*** Opening of Exercise inputs ***

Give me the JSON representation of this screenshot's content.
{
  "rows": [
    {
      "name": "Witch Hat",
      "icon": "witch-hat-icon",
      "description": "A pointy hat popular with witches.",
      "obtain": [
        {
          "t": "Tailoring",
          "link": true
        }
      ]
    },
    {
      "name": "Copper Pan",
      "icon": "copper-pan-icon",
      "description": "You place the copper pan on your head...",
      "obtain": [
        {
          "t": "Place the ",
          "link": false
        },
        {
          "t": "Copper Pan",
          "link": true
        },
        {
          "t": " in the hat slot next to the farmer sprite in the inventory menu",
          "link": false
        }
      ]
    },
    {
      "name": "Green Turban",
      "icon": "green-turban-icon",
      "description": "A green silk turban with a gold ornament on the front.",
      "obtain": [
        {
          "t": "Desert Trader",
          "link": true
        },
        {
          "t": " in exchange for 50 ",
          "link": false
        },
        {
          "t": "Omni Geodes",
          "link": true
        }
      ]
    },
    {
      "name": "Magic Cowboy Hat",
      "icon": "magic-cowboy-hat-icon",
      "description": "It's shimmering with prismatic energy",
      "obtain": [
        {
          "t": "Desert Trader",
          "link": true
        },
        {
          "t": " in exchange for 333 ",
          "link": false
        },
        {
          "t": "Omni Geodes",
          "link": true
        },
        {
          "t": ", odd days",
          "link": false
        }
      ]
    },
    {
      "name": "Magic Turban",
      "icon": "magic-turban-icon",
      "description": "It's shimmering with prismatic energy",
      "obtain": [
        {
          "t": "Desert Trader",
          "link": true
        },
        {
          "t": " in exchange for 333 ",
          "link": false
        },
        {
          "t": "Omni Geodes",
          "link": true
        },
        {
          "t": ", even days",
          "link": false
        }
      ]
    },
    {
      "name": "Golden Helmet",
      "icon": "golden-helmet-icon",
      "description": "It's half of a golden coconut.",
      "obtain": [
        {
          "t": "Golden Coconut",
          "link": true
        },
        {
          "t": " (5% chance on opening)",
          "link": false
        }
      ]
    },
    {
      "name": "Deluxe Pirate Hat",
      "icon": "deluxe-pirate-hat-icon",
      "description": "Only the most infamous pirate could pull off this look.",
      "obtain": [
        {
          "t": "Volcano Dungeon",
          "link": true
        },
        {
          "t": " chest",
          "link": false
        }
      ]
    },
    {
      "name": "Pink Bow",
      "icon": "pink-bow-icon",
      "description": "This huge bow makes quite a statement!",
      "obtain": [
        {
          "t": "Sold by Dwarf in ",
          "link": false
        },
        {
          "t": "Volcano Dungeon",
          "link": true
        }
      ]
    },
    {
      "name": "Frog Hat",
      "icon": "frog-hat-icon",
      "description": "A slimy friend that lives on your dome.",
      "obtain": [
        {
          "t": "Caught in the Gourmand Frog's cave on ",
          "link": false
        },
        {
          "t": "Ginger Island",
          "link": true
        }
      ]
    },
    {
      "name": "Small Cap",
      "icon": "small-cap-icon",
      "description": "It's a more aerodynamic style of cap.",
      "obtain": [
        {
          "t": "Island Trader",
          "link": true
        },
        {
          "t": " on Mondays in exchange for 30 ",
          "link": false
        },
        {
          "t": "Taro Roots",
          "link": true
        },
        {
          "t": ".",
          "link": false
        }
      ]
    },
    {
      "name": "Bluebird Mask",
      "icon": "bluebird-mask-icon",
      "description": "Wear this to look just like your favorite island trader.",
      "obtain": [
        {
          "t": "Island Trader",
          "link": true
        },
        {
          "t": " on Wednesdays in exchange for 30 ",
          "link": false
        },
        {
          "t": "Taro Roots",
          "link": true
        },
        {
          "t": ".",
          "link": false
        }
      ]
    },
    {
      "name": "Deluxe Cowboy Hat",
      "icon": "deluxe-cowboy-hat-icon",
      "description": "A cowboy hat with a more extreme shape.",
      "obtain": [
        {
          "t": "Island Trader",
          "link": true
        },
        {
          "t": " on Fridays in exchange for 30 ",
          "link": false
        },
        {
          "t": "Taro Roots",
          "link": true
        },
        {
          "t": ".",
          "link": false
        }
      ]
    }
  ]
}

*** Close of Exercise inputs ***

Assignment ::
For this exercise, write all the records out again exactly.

Answer space ::
Give me the JSON representation of this screenshot's content.
{
  "rows": [
    {
      "name": "Witch Hat",
      "icon": "witch-hat-icon",
      "description": "A pointy hat popular with witches.",
      "obtain": [
        {
          "t": "Tailoring",
          "link": true
        }
      ]
    },
    {
      "name": "Copper Pan",
      "icon": "copper-pan-icon",
      "description": "You place the copper pan on your head...",
      "obtain": [
        {
          "t": "Place the ",
          "link": false
        },
        {
          "t": "Copper Pan",
          "link": true
        },
        {
          "t": " in the hat slot next to the farmer sprite in the inventory menu",
          "link": false
        }
      ]
    },
    {
      "name": "Green Turban",
      "icon": "green-turban-icon",
      "description": "A green silk turban with a gold ornament on the front.",
      "obtain": [
        {
          "t": "Desert Trader",
          "link": true
        },
        {
          "t": " in exchange for 50 ",
          "link": false
        },
        {
          "t": "Omni Geodes",
          "link": true
        }
      ]
    },
    {
      "name": "Magic Cowboy Hat",
      "icon": "magic-cowboy-hat-icon",
      "description": "It's shimmering with prismatic energy",
      "obtain": [
        {
          "t": "Desert Trader",
          "link": true
        },
        {
          "t": " in exchange for 333 ",
          "link": false
        },
        {
          "t": "Omni Geodes",
          "link": true
        },
        {
          "t": ", odd days",
          "link": false
        }
      ]
    },
    {
      "name": "Magic Turban",
      "icon": "magic-turban-icon",
      "description": "It's shimmering with prismatic energy",
      "obtain": [
        {
          "t": "Desert Trader",
          "link": true
        },
        {
          "t": " in exchange for 333 ",
          "link": false
        },
        {
          "t": "Omni Geodes",
          "link": true
        },
        {
          "t": ", even days",
          "link": false
        }
      ]
    },
    {
      "name": "Golden Helmet",
      "icon": "golden-helmet-icon",
      "description": "It's half of a golden coconut.",
      "obtain": [
        {
          "t": "Golden Coconut",
          "link": true
        },
        {
          "t": " (5% chance on opening)",
          "link": false
        }
      ]
    },
    {
      "name": "Deluxe Pirate Hat",
      "icon": "deluxe-pirate-hat-icon",
      "description": "Only the most infamous pirate could pull off this look.",
      "obtain": [
        {
          "t": "Volcano Dungeon",
          "link": true
        },
        {
          "t": " chest",
          "link": false
        }
      ]
    },
    {
      "name": "Pink Bow",
      "icon": "pink-bow-icon",
      "description": "This huge bow makes quite a statement!",
      "obtain": [
        {
          "t": "Sold by Dwarf in ",
          "link": false
        },
        {
          "t": "Volcano Dungeon",
          "link": true
        }
      ]
    },
    {
      "name": "Frog Hat",
      "icon": "frog-hat-icon",
      "description": "A slimy friend that lives on your dome.",
      "obtain": [
        {
          "t": "Caught in the Gourmand Frog's cave on ",
          "link": false
        },
        {
          "t": "Ginger Island",
          "link": true
        }
      ]
    },
    {
      "name": "Small Cap",
      "icon": "small-cap-icon",
      "description": "It's a more aerodynamic style of cap.",
      "obtain": [
        {
          "t": "Island Trader",
          "link": true
        },
        {
          "t": " on Mondays in exchange for 30 ",
          "link": false
        },
        {
          "t": "Taro Roots",
          "link": true
        },
        {
          "t": ".",
          "link": false
        }
      ]
    },
    {
      "name": "Bluebird Mask",
      "icon": "bluebird-mask-icon",
      "description": "Wear this to look just like your favorite island trader.",
      "obtain": [
        {
          "t": "Island Trader",
          "link": true
        },
        {
          "t": " on Wednesdays in exchange for 30 ",
          "link": false
        },
        {
          "t": "Taro Roots",
          "link": true
        },
        {
          "t": ".",
          "link": false
        }
      ]
    },
    {
      "name": "Deluxe Cowboy Hat",
      "icon": "deluxe-cowboy-hat-icon",
      "description": "A cowboy hat with a more extreme shape.",
      "obtain": [
        {
          "t": "Island Trader",
          "link": true
        },
        {
          "t": " on Fridays in exchange for 30 ",
          "link": false
        },
        {
          "t": "Taro Roots",
          "link": true
        },
        {
          "t": ".",
          "link": false
        }
      ]
    }
  ]
}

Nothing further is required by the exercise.